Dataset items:

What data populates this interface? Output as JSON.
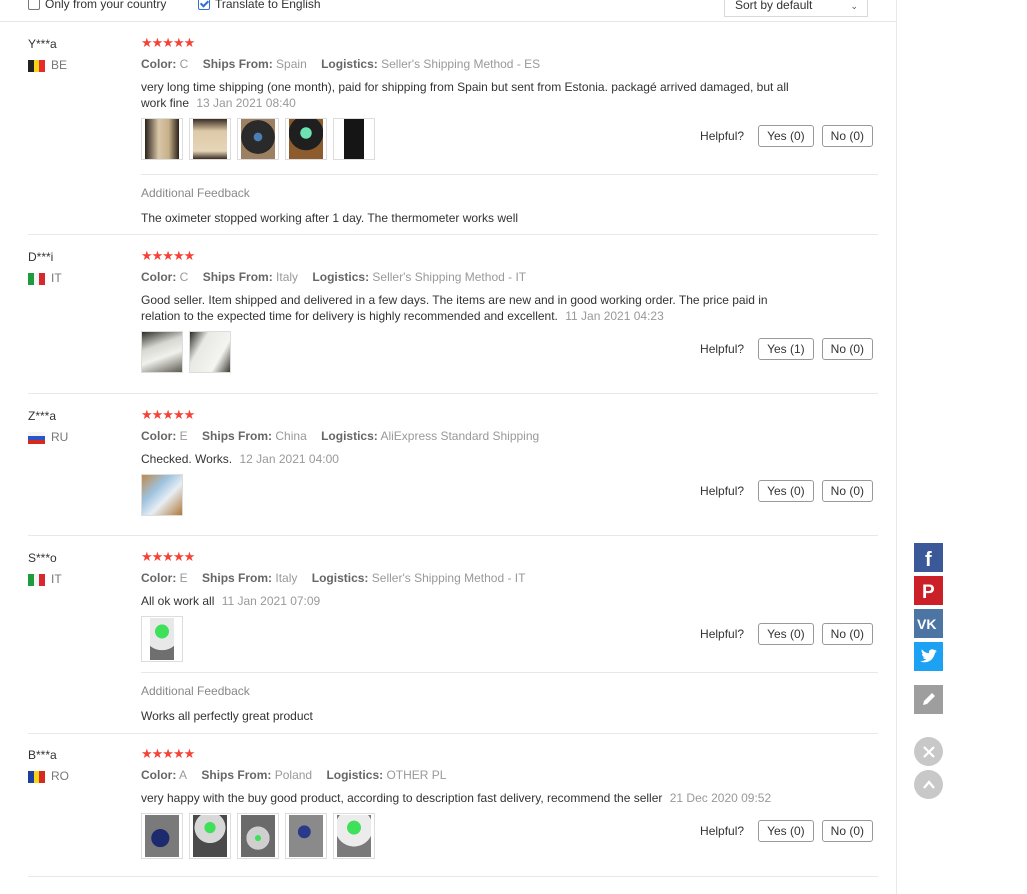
{
  "filters": {
    "only_country_label": "Only from your country",
    "only_country_checked": false,
    "translate_label": "Translate to English",
    "translate_checked": true,
    "sort_value": "Sort by default"
  },
  "labels": {
    "color": "Color:",
    "ships_from": "Ships From:",
    "logistics": "Logistics:",
    "helpful": "Helpful?",
    "additional_feedback": "Additional Feedback"
  },
  "reviews": [
    {
      "user": "Y***a",
      "country": "BE",
      "stars": "★★★★★",
      "color": "C",
      "ships_from": "Spain",
      "logistics": "Seller's Shipping Method - ES",
      "text": "very long time shipping (one month), paid for shipping from Spain but sent from Estonia. packagé arrived damaged, but all work fine",
      "date": "13 Jan 2021 08:40",
      "yes": "Yes (0)",
      "no": "No (0)",
      "additional": "The oximeter stopped working after 1 day. The thermometer works well"
    },
    {
      "user": "D***i",
      "country": "IT",
      "stars": "★★★★★",
      "color": "C",
      "ships_from": "Italy",
      "logistics": "Seller's Shipping Method - IT",
      "text": "Good seller. Item shipped and delivered in a few days. The items are new and in good working order. The price paid in relation to the expected time for delivery is highly recommended and excellent.",
      "date": "11 Jan 2021 04:23",
      "yes": "Yes (1)",
      "no": "No (0)"
    },
    {
      "user": "Z***a",
      "country": "RU",
      "stars": "★★★★★",
      "color": "E",
      "ships_from": "China",
      "logistics": "AliExpress Standard Shipping",
      "text": "Checked. Works.",
      "date": "12 Jan 2021 04:00",
      "yes": "Yes (0)",
      "no": "No (0)"
    },
    {
      "user": "S***o",
      "country": "IT",
      "stars": "★★★★★",
      "color": "E",
      "ships_from": "Italy",
      "logistics": "Seller's Shipping Method - IT",
      "text": "All ok work all",
      "date": "11 Jan 2021 07:09",
      "yes": "Yes (0)",
      "no": "No (0)",
      "additional": "Works all perfectly great product"
    },
    {
      "user": "B***a",
      "country": "RO",
      "stars": "★★★★★",
      "color": "A",
      "ships_from": "Poland",
      "logistics": "OTHER PL",
      "text": "very happy with the buy good product, according to description fast delivery, recommend the seller",
      "date": "21 Dec 2020 09:52",
      "yes": "Yes (0)",
      "no": "No (0)"
    }
  ],
  "social": {
    "facebook_color": "#3b5998",
    "pinterest_color": "#cb2027",
    "vk_color": "#4c75a3",
    "twitter_color": "#1da1f2",
    "edit_color": "#9e9e9e"
  }
}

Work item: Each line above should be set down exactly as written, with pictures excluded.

Exercise output:
What data populates this interface? Output as JSON.
{
  "filters": {
    "only_country_label": "Only from your country",
    "only_country_checked": false,
    "translate_label": "Translate to English",
    "translate_checked": true,
    "sort_value": "Sort by default"
  },
  "labels": {
    "color": "Color:",
    "ships_from": "Ships From:",
    "logistics": "Logistics:",
    "helpful": "Helpful?",
    "additional_feedback": "Additional Feedback"
  },
  "reviews": [
    {
      "user": "Y***a",
      "country": "BE",
      "stars": "★★★★★",
      "color": "C",
      "ships_from": "Spain",
      "logistics": "Seller's Shipping Method - ES",
      "text": "very long time shipping (one month), paid for shipping from Spain but sent from Estonia. packagé arrived damaged, but all work fine",
      "date": "13 Jan 2021 08:40",
      "yes": "Yes (0)",
      "no": "No (0)",
      "additional": "The oximeter stopped working after 1 day. The thermometer works well"
    },
    {
      "user": "D***i",
      "country": "IT",
      "stars": "★★★★★",
      "color": "C",
      "ships_from": "Italy",
      "logistics": "Seller's Shipping Method - IT",
      "text": "Good seller. Item shipped and delivered in a few days. The items are new and in good working order. The price paid in relation to the expected time for delivery is highly recommended and excellent.",
      "date": "11 Jan 2021 04:23",
      "yes": "Yes (1)",
      "no": "No (0)"
    },
    {
      "user": "Z***a",
      "country": "RU",
      "stars": "★★★★★",
      "color": "E",
      "ships_from": "China",
      "logistics": "AliExpress Standard Shipping",
      "text": "Checked. Works.",
      "date": "12 Jan 2021 04:00",
      "yes": "Yes (0)",
      "no": "No (0)"
    },
    {
      "user": "S***o",
      "country": "IT",
      "stars": "★★★★★",
      "color": "E",
      "ships_from": "Italy",
      "logistics": "Seller's Shipping Method - IT",
      "text": "All ok work all",
      "date": "11 Jan 2021 07:09",
      "yes": "Yes (0)",
      "no": "No (0)",
      "additional": "Works all perfectly great product"
    },
    {
      "user": "B***a",
      "country": "RO",
      "stars": "★★★★★",
      "color": "A",
      "ships_from": "Poland",
      "logistics": "OTHER PL",
      "text": "very happy with the buy good product, according to description fast delivery, recommend the seller",
      "date": "21 Dec 2020 09:52",
      "yes": "Yes (0)",
      "no": "No (0)"
    }
  ],
  "social": {
    "facebook_color": "#3b5998",
    "pinterest_color": "#cb2027",
    "vk_color": "#4c75a3",
    "twitter_color": "#1da1f2",
    "edit_color": "#9e9e9e"
  }
}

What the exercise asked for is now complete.